◆ **Exercise requirements**:
Locate all lines in the data below that hold "this" and show them.

##### Entries supplied #####

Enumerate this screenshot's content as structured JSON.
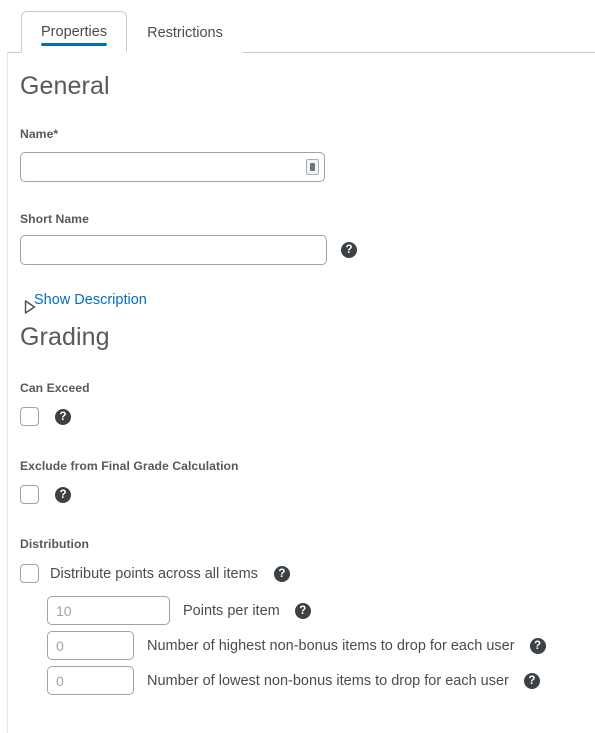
{
  "tabs": [
    {
      "label": "Properties",
      "active": true
    },
    {
      "label": "Restrictions",
      "active": false
    }
  ],
  "sections": {
    "general": {
      "heading": "General",
      "name": {
        "label": "Name",
        "required_marker": "*",
        "value": "",
        "placeholder": "",
        "ime_icon": "input-indicator-icon"
      },
      "short_name": {
        "label": "Short Name",
        "value": "",
        "placeholder": "",
        "help_icon": "help-icon"
      },
      "show_description": {
        "label": "Show Description",
        "expander_icon": "triangle-right-icon",
        "expanded": false
      }
    },
    "grading": {
      "heading": "Grading",
      "can_exceed": {
        "label": "Can Exceed",
        "checked": false,
        "help_icon": "help-icon"
      },
      "exclude_from_final": {
        "label": "Exclude from Final Grade Calculation",
        "checked": false,
        "help_icon": "help-icon"
      },
      "distribution": {
        "label": "Distribution",
        "distribute_points": {
          "label": "Distribute points across all items",
          "checked": false,
          "help_icon": "help-icon"
        },
        "rows": [
          {
            "value": "",
            "placeholder": "10",
            "label": "Points per item",
            "help_icon": "help-icon",
            "input_width": 123
          },
          {
            "value": "",
            "placeholder": "0",
            "label": "Number of highest non-bonus items to drop for each user",
            "help_icon": "help-icon",
            "input_width": 87
          },
          {
            "value": "",
            "placeholder": "0",
            "label": "Number of lowest non-bonus items to drop for each user",
            "help_icon": "help-icon",
            "input_width": 87
          }
        ]
      }
    }
  },
  "colors": {
    "accent": "#006fbf",
    "heading": "#565a5c",
    "text": "#494c4e",
    "border": "#9ea4a8",
    "tab_border": "#c5ccd3",
    "help_bg": "#3c4145"
  },
  "glyphs": {
    "help": "?"
  }
}
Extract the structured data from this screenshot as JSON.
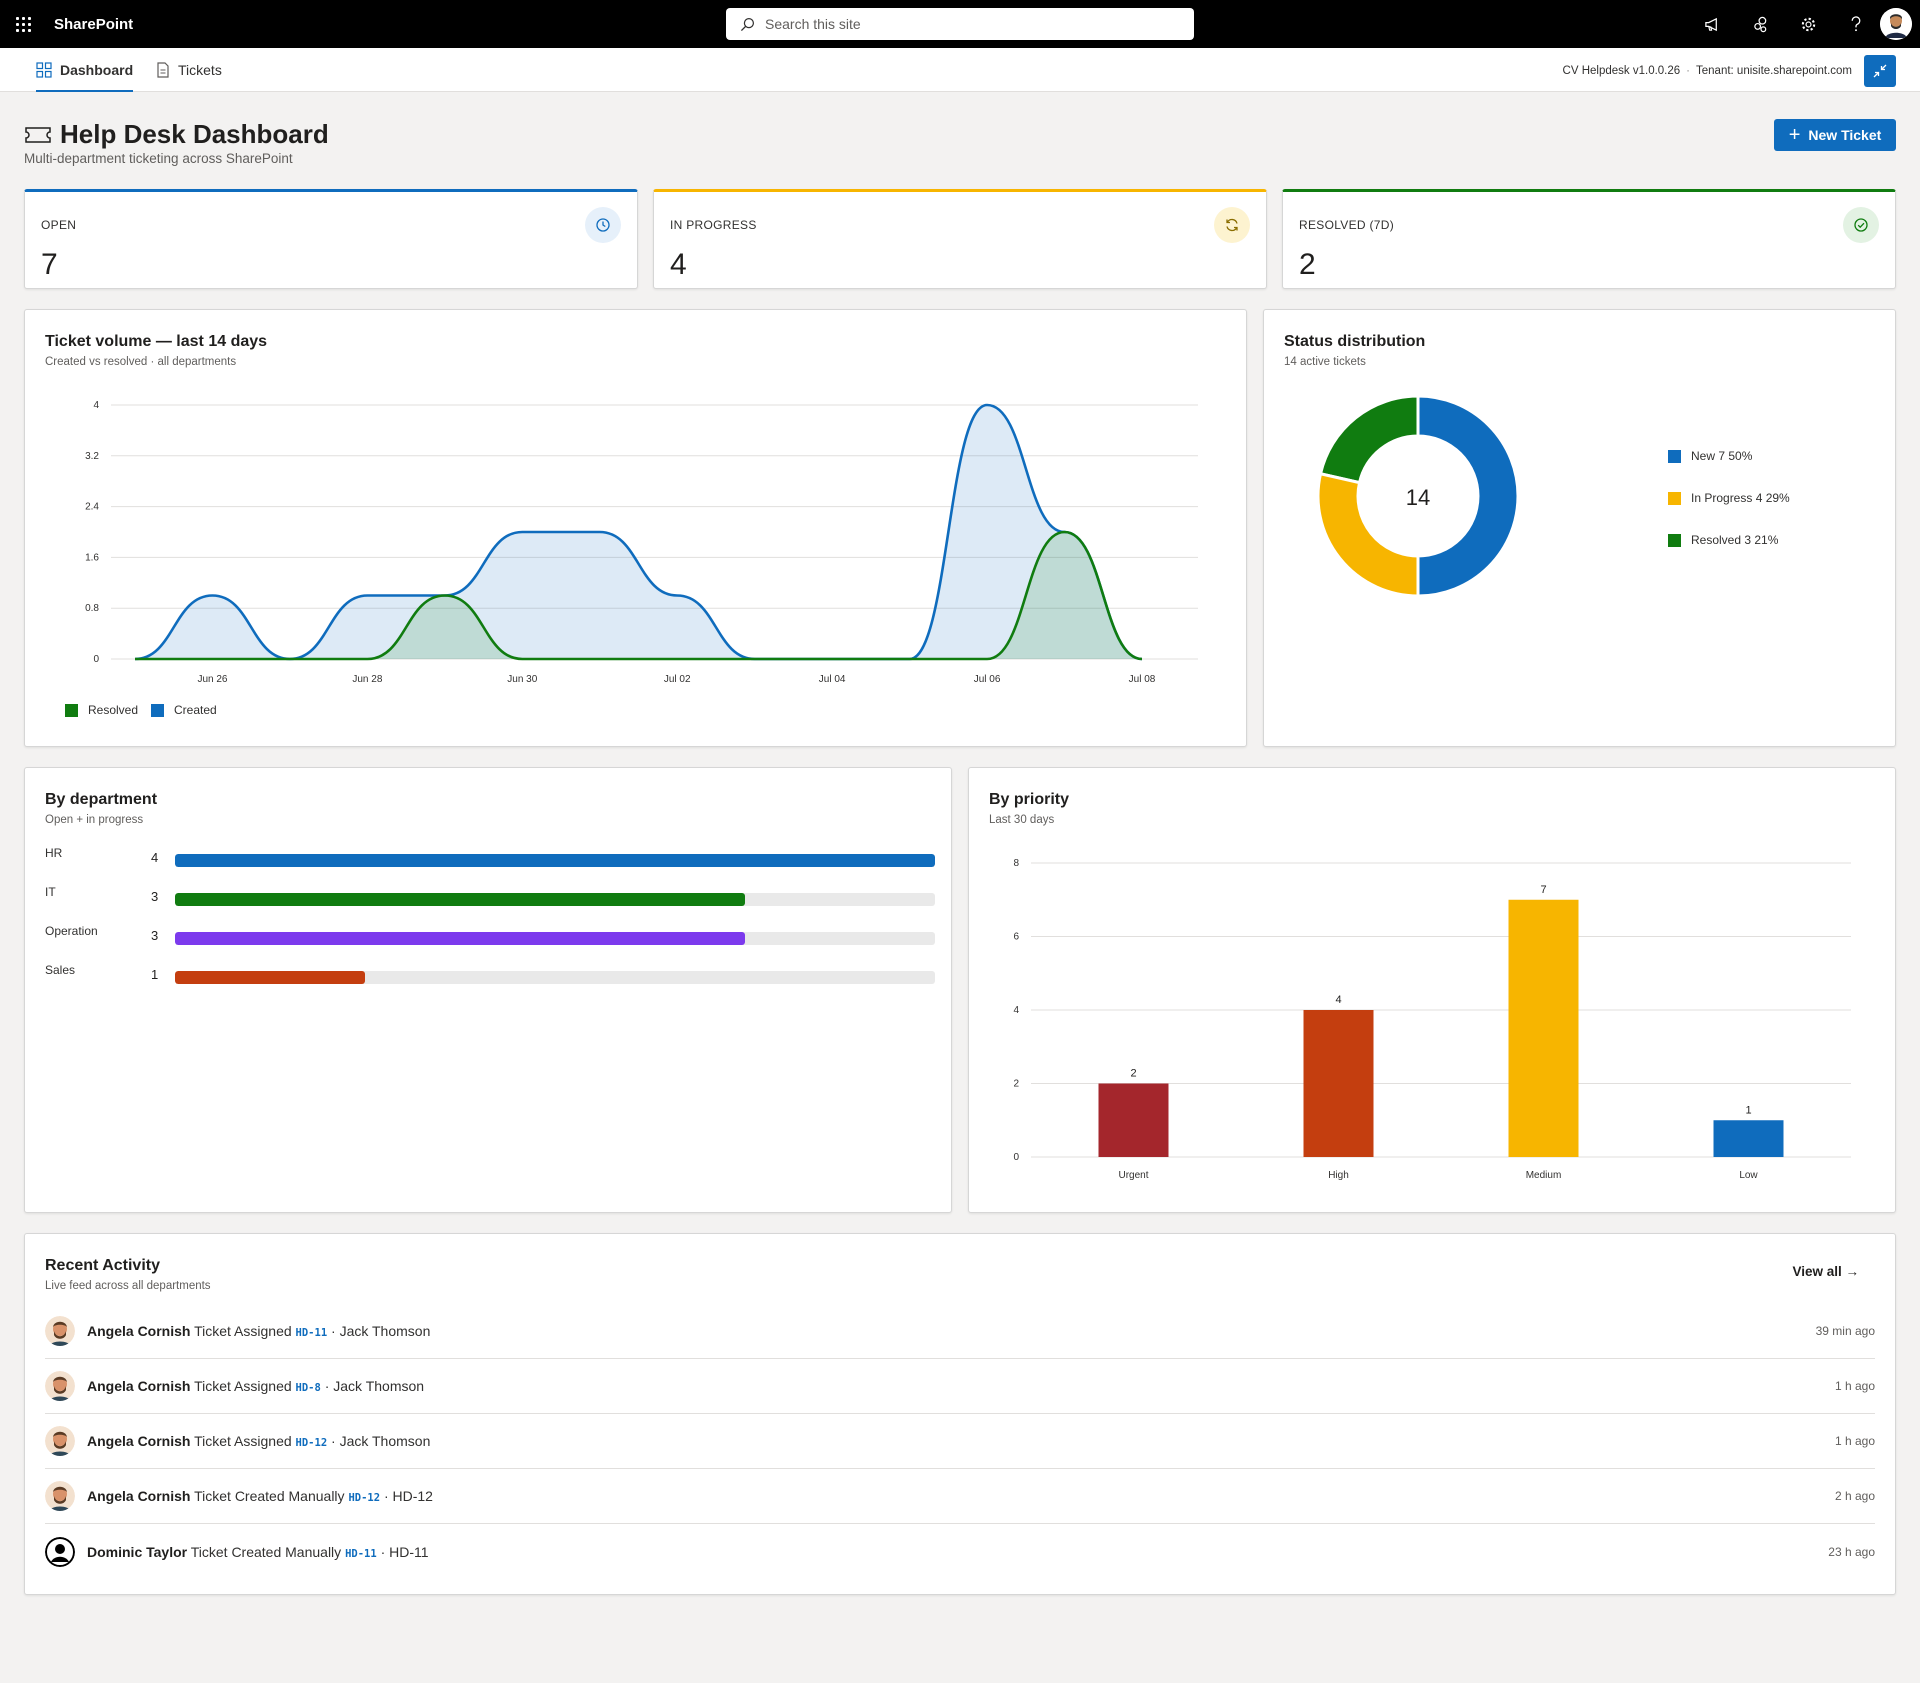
{
  "suite_bar": {
    "brand": "SharePoint",
    "search_placeholder": "Search this site"
  },
  "nav": {
    "tabs": [
      {
        "label": "Dashboard",
        "active": true
      },
      {
        "label": "Tickets",
        "active": false
      }
    ],
    "version": "CV Helpdesk v1.0.0.26",
    "tenant": "Tenant: unisite.sharepoint.com"
  },
  "header": {
    "title": "Help Desk Dashboard",
    "subtitle": "Multi-department ticketing across SharePoint",
    "new_ticket_label": "New Ticket"
  },
  "kpis": [
    {
      "label": "OPEN",
      "value": "7",
      "color": "#0f6cbd",
      "icon": "clock-icon"
    },
    {
      "label": "IN PROGRESS",
      "value": "4",
      "color": "#f7b500",
      "icon": "refresh-icon"
    },
    {
      "label": "RESOLVED (7D)",
      "value": "2",
      "color": "#107c10",
      "icon": "check-circle-icon"
    }
  ],
  "volume": {
    "title": "Ticket volume — last 14 days",
    "subtitle": "Created vs resolved · all departments"
  },
  "status": {
    "title": "Status distribution",
    "subtitle": "14 active tickets",
    "center": "14"
  },
  "department": {
    "title": "By department",
    "subtitle": "Open + in progress",
    "max": 4,
    "rows": [
      {
        "name": "HR",
        "value": 4,
        "color": "#0f6cbd"
      },
      {
        "name": "IT",
        "value": 3,
        "color": "#107c10"
      },
      {
        "name": "Operation",
        "value": 3,
        "color": "#7c3aed"
      },
      {
        "name": "Sales",
        "value": 1,
        "color": "#c43e0f"
      }
    ]
  },
  "priority": {
    "title": "By priority",
    "subtitle": "Last 30 days"
  },
  "chart_data": [
    {
      "type": "area",
      "x": [
        "Jun 25",
        "Jun 26",
        "Jun 27",
        "Jun 28",
        "Jun 29",
        "Jun 30",
        "Jul 01",
        "Jul 02",
        "Jul 03",
        "Jul 04",
        "Jul 05",
        "Jul 06",
        "Jul 07",
        "Jul 08"
      ],
      "x_tick_labels": [
        "Jun 26",
        "Jun 28",
        "Jun 30",
        "Jul 02",
        "Jul 04",
        "Jul 06",
        "Jul 08"
      ],
      "y_ticks": [
        "0",
        "0.8",
        "1.6",
        "2.4",
        "3.2",
        "4"
      ],
      "ylim": [
        0,
        4
      ],
      "grid": true,
      "legend_position": "bottom-left",
      "series": [
        {
          "name": "Resolved",
          "color": "#107c10",
          "values": [
            0,
            0,
            0,
            0,
            1,
            0,
            0,
            0,
            0,
            0,
            0,
            0,
            2,
            0
          ]
        },
        {
          "name": "Created",
          "color": "#0f6cbd",
          "values": [
            0,
            1,
            0,
            1,
            1,
            2,
            2,
            1,
            0,
            0,
            0,
            4,
            2,
            0
          ]
        }
      ]
    },
    {
      "type": "pie",
      "donut": true,
      "legend_position": "right",
      "slices": [
        {
          "label": "New 7 50%",
          "value": 7,
          "color": "#0f6cbd"
        },
        {
          "label": "In Progress 4 29%",
          "value": 4,
          "color": "#f7b500"
        },
        {
          "label": "Resolved 3 21%",
          "value": 3,
          "color": "#107c10"
        }
      ]
    },
    {
      "type": "bar",
      "categories": [
        "Urgent",
        "High",
        "Medium",
        "Low"
      ],
      "values": [
        2,
        4,
        7,
        1
      ],
      "colors": [
        "#a4262c",
        "#c43e0f",
        "#f7b500",
        "#0f6cbd"
      ],
      "y_ticks": [
        "0",
        "2",
        "4",
        "6",
        "8"
      ],
      "ylim": [
        0,
        8
      ],
      "grid": true
    }
  ],
  "activity": {
    "title": "Recent Activity",
    "subtitle": "Live feed across all departments",
    "view_all": "View all →",
    "items": [
      {
        "user": "Angela Cornish",
        "action": "Ticket Assigned",
        "ticket": "HD-11",
        "detail": "· Jack Thomson",
        "time": "39 min ago",
        "avatar": "angela"
      },
      {
        "user": "Angela Cornish",
        "action": "Ticket Assigned",
        "ticket": "HD-8",
        "detail": "· Jack Thomson",
        "time": "1 h ago",
        "avatar": "angela"
      },
      {
        "user": "Angela Cornish",
        "action": "Ticket Assigned",
        "ticket": "HD-12",
        "detail": "· Jack Thomson",
        "time": "1 h ago",
        "avatar": "angela"
      },
      {
        "user": "Angela Cornish",
        "action": "Ticket Created Manually",
        "ticket": "HD-12",
        "detail": "· HD-12",
        "time": "2 h ago",
        "avatar": "angela"
      },
      {
        "user": "Dominic Taylor",
        "action": "Ticket Created Manually",
        "ticket": "HD-11",
        "detail": "· HD-11",
        "time": "23 h ago",
        "avatar": "dominic"
      }
    ]
  }
}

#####

◆ **Written reply**:
Enumerate this screenshot's content as structured JSON.
Extract the structured data from this screenshot as JSON.
    "search_placeholder": "Search this site"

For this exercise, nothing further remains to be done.